The Picture of Dorian Gray & Cecil Dreeme - Classic Gay Novels
The Picture of Dorian Gray – The novel tells of a young man named Dorian Gray, the subject of a painting by artist Basil Hallward. Dorian is selected for his remarkable physical beauty, and Basil becomes strongly infatuated with Dorian, believing that his beauty is responsible for a new mode of art. The Picture of Dorian Gray is considered one of the last works of classic gothic horror fiction with a strong Faustian theme. It deals with the artistic movement of the decadents, and homosexuality, both of which caused some controversy when the book was first published.
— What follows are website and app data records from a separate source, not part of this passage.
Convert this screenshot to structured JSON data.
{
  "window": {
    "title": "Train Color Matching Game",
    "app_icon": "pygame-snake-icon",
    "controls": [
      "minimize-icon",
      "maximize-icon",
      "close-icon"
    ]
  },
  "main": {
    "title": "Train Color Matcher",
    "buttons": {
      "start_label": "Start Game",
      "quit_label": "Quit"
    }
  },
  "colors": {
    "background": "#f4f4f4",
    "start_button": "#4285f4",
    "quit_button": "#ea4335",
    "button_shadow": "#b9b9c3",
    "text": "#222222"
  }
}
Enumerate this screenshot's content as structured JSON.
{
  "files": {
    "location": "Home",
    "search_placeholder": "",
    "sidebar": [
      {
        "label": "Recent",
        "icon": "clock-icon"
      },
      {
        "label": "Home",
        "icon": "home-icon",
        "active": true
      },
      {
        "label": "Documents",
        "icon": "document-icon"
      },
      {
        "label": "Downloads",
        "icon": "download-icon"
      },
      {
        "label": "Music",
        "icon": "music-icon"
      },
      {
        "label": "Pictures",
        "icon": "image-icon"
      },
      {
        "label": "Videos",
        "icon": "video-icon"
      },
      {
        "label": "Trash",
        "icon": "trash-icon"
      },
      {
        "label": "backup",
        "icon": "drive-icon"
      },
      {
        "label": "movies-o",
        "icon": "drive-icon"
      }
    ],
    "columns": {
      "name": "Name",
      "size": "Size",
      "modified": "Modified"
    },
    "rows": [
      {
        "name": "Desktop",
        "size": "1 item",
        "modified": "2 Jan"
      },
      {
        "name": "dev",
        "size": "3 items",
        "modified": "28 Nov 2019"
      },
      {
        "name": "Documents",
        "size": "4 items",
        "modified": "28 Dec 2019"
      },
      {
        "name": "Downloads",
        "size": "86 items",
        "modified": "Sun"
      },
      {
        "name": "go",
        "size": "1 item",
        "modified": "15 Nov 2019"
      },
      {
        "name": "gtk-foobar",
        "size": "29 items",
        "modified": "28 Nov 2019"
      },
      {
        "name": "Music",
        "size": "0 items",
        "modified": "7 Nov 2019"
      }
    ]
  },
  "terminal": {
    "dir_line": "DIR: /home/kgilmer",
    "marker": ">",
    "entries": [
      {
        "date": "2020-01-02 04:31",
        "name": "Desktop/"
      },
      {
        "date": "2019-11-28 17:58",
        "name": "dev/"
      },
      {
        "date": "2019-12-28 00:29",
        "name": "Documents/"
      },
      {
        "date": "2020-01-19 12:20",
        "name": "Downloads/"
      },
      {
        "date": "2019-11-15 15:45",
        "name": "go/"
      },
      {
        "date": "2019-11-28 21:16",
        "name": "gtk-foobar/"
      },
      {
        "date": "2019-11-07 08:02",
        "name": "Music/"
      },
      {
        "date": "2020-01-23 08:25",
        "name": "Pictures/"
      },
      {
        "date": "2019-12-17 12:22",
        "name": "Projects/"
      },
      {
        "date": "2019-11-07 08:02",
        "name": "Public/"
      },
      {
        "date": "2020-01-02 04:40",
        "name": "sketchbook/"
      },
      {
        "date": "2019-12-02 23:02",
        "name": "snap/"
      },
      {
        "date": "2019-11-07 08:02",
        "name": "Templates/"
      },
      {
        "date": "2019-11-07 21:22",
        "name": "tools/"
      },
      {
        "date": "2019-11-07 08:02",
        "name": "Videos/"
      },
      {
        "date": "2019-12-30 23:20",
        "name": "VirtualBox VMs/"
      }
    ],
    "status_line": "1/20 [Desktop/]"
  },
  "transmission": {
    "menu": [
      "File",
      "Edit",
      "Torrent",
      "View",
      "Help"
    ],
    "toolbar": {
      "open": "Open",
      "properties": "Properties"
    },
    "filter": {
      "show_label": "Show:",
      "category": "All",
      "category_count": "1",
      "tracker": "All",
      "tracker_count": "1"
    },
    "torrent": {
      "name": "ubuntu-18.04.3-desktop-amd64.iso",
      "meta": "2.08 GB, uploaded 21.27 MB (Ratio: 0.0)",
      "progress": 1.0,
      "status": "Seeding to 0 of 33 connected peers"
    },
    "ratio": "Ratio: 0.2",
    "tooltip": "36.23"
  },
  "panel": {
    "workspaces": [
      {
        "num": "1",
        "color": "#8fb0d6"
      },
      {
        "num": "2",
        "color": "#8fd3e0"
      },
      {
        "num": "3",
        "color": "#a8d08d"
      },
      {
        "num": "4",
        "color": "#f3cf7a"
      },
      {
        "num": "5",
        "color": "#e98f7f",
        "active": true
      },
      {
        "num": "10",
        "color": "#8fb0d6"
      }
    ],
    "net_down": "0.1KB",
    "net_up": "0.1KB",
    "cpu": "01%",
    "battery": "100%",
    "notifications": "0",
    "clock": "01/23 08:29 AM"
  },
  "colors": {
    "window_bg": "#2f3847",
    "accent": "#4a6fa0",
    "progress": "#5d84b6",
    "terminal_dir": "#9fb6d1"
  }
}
However, in modern times, the book has been referred to as "one of the modern classics of Western literature.
Cecil Dreeme – Robert Byng has recently returned from his Grand Tour of Europe to settle in New York City. An old friend lends Byng his rooms at Chrysalis College (an equivalent of real-life New York University, perhaps also partially modelled on the Tenth Street Studio Building). It is there that Byng meets his mysterious and reclusive neighbor Cecil Dreeme, and the two strike up a romantic friendship. However, Byng is also tempted by the villainous Densdeth, who seems to want the protagonist to fall into a life of unspecified sin and debauchery. Published posthumously by the author's friend George William Curtis in 1861, Cecil Dreeme has been called "one of the queerest American novels of the nineteenth century" by scholar Peter Coviello, and it addresses themes of gender and sexuality.